= SUPPLIED MATERIAL =
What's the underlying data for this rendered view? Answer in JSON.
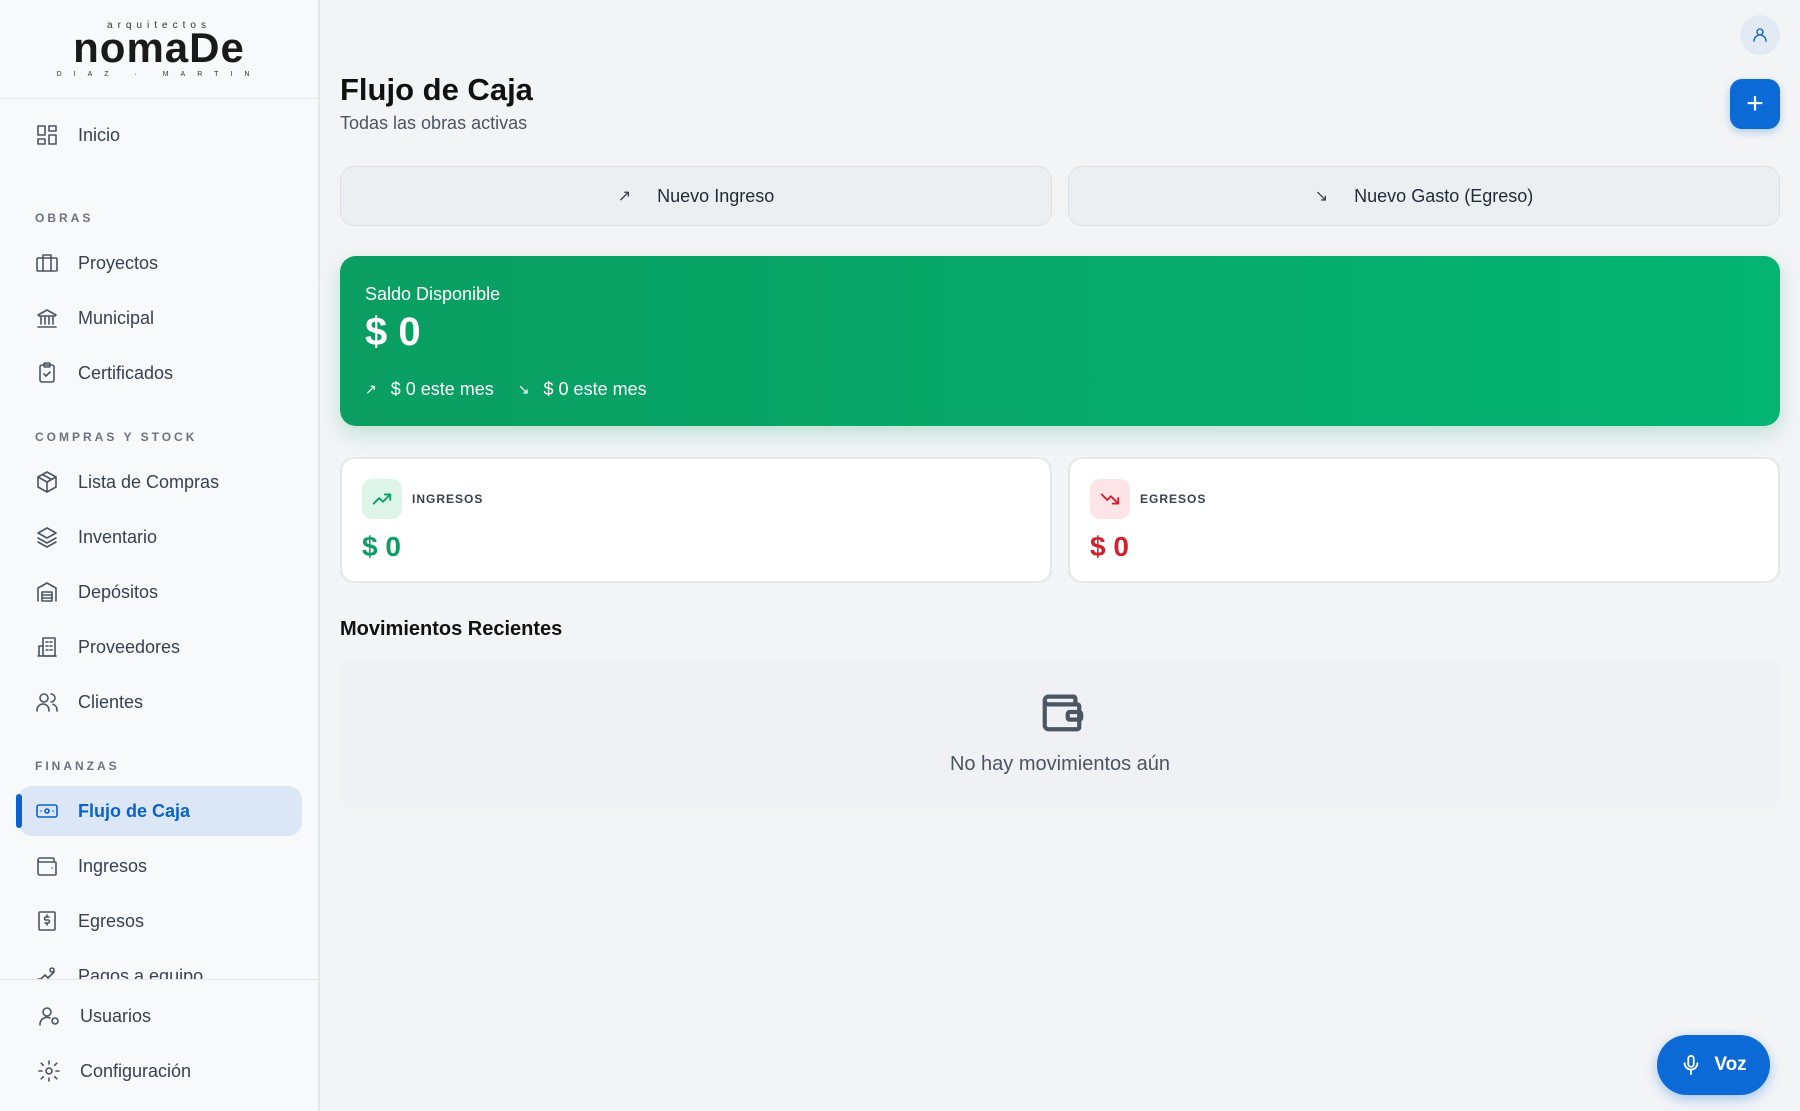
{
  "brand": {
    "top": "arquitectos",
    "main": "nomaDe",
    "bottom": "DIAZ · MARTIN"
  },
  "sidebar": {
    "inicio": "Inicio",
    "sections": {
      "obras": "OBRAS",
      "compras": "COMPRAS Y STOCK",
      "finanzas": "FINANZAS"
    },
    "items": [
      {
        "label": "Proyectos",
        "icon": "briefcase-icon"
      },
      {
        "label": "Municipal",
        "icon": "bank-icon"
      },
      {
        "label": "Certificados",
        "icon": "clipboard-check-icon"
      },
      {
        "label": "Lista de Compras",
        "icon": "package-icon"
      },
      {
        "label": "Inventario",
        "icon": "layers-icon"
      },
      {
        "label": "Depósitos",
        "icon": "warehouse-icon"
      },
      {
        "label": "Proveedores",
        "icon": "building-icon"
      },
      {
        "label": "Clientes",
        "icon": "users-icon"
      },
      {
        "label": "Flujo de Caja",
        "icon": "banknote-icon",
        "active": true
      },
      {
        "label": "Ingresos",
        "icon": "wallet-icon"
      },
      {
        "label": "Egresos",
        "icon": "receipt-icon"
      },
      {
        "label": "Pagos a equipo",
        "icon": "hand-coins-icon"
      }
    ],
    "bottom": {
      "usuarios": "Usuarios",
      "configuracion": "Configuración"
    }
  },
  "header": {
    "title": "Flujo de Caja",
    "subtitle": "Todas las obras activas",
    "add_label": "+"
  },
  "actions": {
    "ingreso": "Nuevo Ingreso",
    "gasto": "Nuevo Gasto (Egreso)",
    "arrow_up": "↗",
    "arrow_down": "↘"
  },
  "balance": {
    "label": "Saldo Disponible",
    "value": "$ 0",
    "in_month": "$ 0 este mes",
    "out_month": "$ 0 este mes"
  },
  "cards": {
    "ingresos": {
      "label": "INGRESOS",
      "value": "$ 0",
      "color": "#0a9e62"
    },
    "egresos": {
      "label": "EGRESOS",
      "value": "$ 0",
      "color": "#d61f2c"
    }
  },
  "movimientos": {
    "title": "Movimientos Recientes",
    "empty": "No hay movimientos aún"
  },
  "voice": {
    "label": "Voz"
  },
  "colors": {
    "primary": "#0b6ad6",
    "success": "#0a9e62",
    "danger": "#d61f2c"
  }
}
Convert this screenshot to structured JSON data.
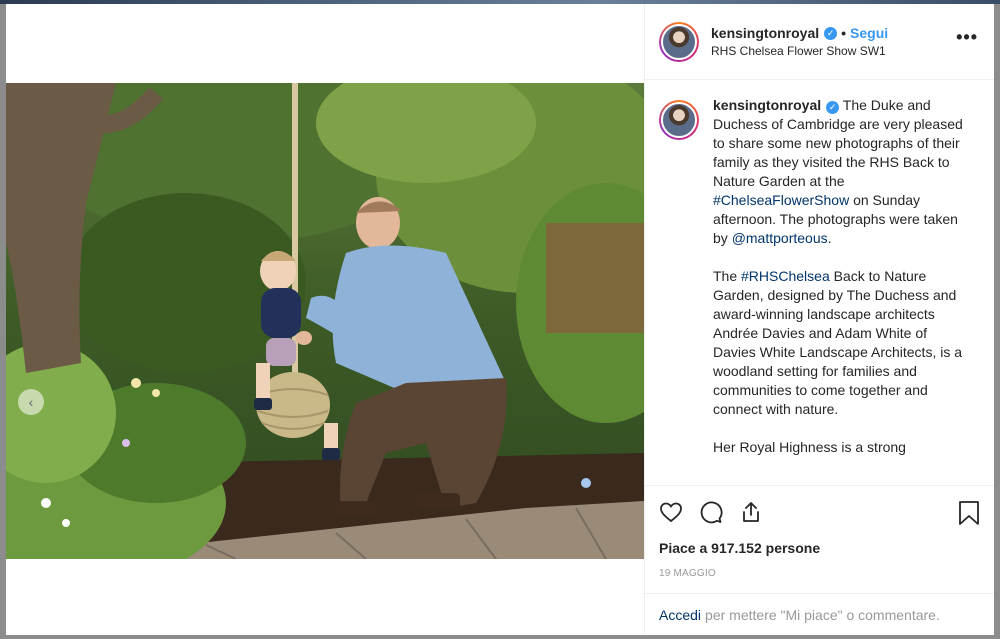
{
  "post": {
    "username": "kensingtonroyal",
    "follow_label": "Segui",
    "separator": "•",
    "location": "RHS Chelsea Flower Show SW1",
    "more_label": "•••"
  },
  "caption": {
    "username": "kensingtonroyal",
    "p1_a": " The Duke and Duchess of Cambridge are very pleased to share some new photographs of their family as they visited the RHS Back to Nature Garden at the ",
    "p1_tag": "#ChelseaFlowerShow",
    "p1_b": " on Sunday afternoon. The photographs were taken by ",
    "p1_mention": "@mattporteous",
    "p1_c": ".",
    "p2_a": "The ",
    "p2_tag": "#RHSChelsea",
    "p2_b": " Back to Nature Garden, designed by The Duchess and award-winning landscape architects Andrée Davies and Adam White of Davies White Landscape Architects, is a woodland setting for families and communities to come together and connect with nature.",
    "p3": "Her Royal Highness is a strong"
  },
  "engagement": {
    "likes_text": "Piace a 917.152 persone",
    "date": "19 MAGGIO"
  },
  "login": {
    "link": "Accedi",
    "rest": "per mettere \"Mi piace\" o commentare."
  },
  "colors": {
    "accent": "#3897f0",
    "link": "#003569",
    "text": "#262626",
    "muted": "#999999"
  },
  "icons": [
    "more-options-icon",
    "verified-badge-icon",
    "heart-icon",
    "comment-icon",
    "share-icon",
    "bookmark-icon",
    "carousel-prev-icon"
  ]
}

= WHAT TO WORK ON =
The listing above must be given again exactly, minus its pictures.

= RESPONSE AREA =
What's the underlying data for this rendered view? Answer in JSON.
{
  "brand": {
    "top": "arquitectos",
    "main": "nomaDe",
    "bottom": "DIAZ · MARTIN"
  },
  "sidebar": {
    "inicio": "Inicio",
    "sections": {
      "obras": "OBRAS",
      "compras": "COMPRAS Y STOCK",
      "finanzas": "FINANZAS"
    },
    "items": [
      {
        "label": "Proyectos",
        "icon": "briefcase-icon"
      },
      {
        "label": "Municipal",
        "icon": "bank-icon"
      },
      {
        "label": "Certificados",
        "icon": "clipboard-check-icon"
      },
      {
        "label": "Lista de Compras",
        "icon": "package-icon"
      },
      {
        "label": "Inventario",
        "icon": "layers-icon"
      },
      {
        "label": "Depósitos",
        "icon": "warehouse-icon"
      },
      {
        "label": "Proveedores",
        "icon": "building-icon"
      },
      {
        "label": "Clientes",
        "icon": "users-icon"
      },
      {
        "label": "Flujo de Caja",
        "icon": "banknote-icon",
        "active": true
      },
      {
        "label": "Ingresos",
        "icon": "wallet-icon"
      },
      {
        "label": "Egresos",
        "icon": "receipt-icon"
      },
      {
        "label": "Pagos a equipo",
        "icon": "hand-coins-icon"
      }
    ],
    "bottom": {
      "usuarios": "Usuarios",
      "configuracion": "Configuración"
    }
  },
  "header": {
    "title": "Flujo de Caja",
    "subtitle": "Todas las obras activas",
    "add_label": "+"
  },
  "actions": {
    "ingreso": "Nuevo Ingreso",
    "gasto": "Nuevo Gasto (Egreso)",
    "arrow_up": "↗",
    "arrow_down": "↘"
  },
  "balance": {
    "label": "Saldo Disponible",
    "value": "$ 0",
    "in_month": "$ 0 este mes",
    "out_month": "$ 0 este mes"
  },
  "cards": {
    "ingresos": {
      "label": "INGRESOS",
      "value": "$ 0",
      "color": "#0a9e62"
    },
    "egresos": {
      "label": "EGRESOS",
      "value": "$ 0",
      "color": "#d61f2c"
    }
  },
  "movimientos": {
    "title": "Movimientos Recientes",
    "empty": "No hay movimientos aún"
  },
  "voice": {
    "label": "Voz"
  },
  "colors": {
    "primary": "#0b6ad6",
    "success": "#0a9e62",
    "danger": "#d61f2c"
  }
}
Convert this screenshot to structured JSON data.
{
  "post": {
    "username": "kensingtonroyal",
    "follow_label": "Segui",
    "separator": "•",
    "location": "RHS Chelsea Flower Show SW1",
    "more_label": "•••"
  },
  "caption": {
    "username": "kensingtonroyal",
    "p1_a": " The Duke and Duchess of Cambridge are very pleased to share some new photographs of their family as they visited the RHS Back to Nature Garden at the ",
    "p1_tag": "#ChelseaFlowerShow",
    "p1_b": " on Sunday afternoon. The photographs were taken by ",
    "p1_mention": "@mattporteous",
    "p1_c": ".",
    "p2_a": "The ",
    "p2_tag": "#RHSChelsea",
    "p2_b": " Back to Nature Garden, designed by The Duchess and award-winning landscape architects Andrée Davies and Adam White of Davies White Landscape Architects, is a woodland setting for families and communities to come together and connect with nature.",
    "p3": "Her Royal Highness is a strong"
  },
  "engagement": {
    "likes_text": "Piace a 917.152 persone",
    "date": "19 MAGGIO"
  },
  "login": {
    "link": "Accedi",
    "rest": "per mettere \"Mi piace\" o commentare."
  },
  "colors": {
    "accent": "#3897f0",
    "link": "#003569",
    "text": "#262626",
    "muted": "#999999"
  },
  "icons": [
    "more-options-icon",
    "verified-badge-icon",
    "heart-icon",
    "comment-icon",
    "share-icon",
    "bookmark-icon",
    "carousel-prev-icon"
  ]
}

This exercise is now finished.